[THE DATA — start]
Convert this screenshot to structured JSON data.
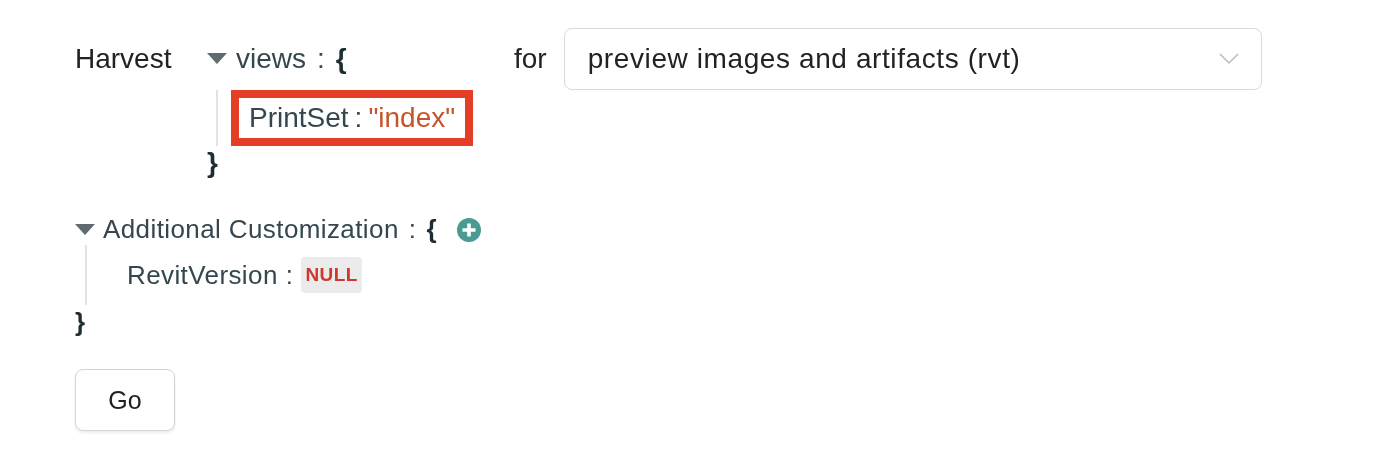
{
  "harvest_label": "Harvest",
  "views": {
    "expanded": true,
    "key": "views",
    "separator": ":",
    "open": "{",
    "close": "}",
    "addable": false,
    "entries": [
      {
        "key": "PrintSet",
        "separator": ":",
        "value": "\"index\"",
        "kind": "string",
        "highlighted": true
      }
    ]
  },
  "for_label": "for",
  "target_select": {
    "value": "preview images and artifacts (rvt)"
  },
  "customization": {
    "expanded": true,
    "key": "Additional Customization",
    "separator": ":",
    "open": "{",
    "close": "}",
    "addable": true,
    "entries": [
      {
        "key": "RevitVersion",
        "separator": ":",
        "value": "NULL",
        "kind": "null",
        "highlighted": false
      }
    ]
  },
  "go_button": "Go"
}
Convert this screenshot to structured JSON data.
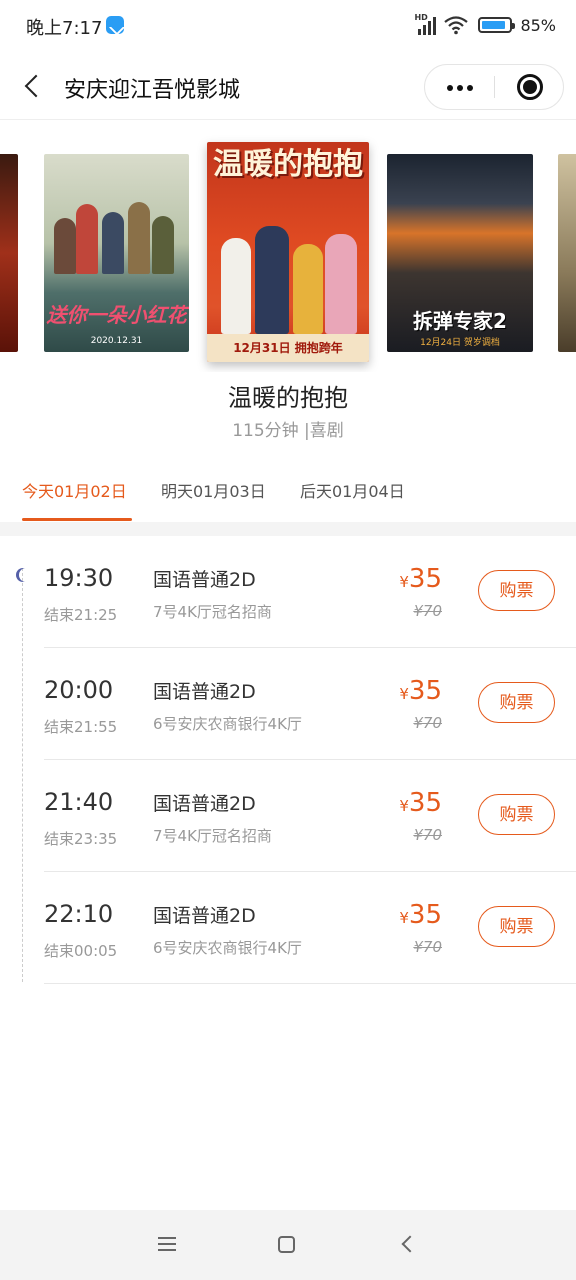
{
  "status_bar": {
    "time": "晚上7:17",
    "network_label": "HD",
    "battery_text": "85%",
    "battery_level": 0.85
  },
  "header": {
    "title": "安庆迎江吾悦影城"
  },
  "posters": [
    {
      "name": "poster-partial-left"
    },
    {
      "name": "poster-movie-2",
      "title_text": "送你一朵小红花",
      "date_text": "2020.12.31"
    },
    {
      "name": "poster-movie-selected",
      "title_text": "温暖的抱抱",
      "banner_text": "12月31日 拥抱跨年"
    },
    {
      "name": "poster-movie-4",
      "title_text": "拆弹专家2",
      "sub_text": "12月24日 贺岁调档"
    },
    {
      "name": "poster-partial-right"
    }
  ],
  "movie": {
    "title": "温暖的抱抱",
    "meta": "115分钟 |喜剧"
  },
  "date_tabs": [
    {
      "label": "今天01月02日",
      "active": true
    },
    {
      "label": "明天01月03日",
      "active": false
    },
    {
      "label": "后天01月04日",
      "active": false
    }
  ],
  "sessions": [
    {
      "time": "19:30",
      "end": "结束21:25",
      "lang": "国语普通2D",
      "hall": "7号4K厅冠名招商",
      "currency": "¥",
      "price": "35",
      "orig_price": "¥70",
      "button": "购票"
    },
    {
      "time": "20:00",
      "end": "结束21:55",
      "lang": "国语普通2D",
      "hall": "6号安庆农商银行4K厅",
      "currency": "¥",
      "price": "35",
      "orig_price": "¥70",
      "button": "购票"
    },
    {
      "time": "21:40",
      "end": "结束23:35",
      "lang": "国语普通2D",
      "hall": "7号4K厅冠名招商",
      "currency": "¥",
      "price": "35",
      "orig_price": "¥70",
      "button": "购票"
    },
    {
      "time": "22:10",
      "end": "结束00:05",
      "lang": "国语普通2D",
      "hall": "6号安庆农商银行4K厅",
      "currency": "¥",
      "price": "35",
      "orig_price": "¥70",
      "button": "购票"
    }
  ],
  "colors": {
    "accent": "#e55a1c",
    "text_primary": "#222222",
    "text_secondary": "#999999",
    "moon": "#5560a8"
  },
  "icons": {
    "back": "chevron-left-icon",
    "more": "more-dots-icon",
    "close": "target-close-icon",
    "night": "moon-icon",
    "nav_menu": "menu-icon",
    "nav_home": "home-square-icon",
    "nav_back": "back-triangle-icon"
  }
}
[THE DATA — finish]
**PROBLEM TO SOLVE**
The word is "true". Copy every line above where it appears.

**TASK OUTPUT**
    "expanded": true,
        "highlighted": true
    "expanded": true,
    "addable": true,
      "active": true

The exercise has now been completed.